Historical Ecology of Woods and Forests
Ecology is the study of plants and animals in relation to their environment and to each other. Historical ecology adds a time dimension, especially in relation to human activities, though it extends back into prehistory and into pre-human ages. I shall deal with the various methods of studying the history of vegetation and landscape: written records, photographs, pictures; archaeological evidence; the evidence of present vegetation, including ancient trees and trees that people have altered; off-site archaeology, including the timbers of historic buildings; and the study of pollen preserved in lakes and peat deposits. All the available methods need to be combined to put together a coherent story. I shall end with the importance of historical methods in dealing with the recent past and the future: is conservation applied historical ecology?
Oliver Rackham is a botanist by training and has spent his professional life in Cambridge, becoming Honorary Professor of Historical Ecology and Master of Corpus Christi College. He has studies in the Mediterranean (especially Crete), North America, Australia, and Japan. His most recent book is Woodlands, the hundredth volume in the Collins New Naturalist series.
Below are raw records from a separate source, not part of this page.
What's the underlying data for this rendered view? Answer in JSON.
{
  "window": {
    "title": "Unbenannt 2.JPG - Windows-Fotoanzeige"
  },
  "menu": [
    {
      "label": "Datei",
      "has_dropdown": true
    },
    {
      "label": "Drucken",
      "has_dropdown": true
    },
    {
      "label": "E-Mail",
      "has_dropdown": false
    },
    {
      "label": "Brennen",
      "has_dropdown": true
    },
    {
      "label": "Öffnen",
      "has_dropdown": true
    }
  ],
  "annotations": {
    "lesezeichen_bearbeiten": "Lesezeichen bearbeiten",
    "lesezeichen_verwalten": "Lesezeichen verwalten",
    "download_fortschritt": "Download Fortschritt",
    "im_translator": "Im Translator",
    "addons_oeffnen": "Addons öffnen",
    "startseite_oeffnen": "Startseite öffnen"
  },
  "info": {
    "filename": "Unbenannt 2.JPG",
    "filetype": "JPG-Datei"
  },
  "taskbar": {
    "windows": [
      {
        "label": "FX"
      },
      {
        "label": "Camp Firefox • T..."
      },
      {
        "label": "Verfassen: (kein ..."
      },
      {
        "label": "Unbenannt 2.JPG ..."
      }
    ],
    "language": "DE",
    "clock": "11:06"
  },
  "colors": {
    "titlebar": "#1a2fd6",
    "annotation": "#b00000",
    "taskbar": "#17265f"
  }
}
He was awarded the Order of the British Empire for ‘services to nature conservation’ and is a Fellow of the British Academy and of the Society of Antiquaries, London.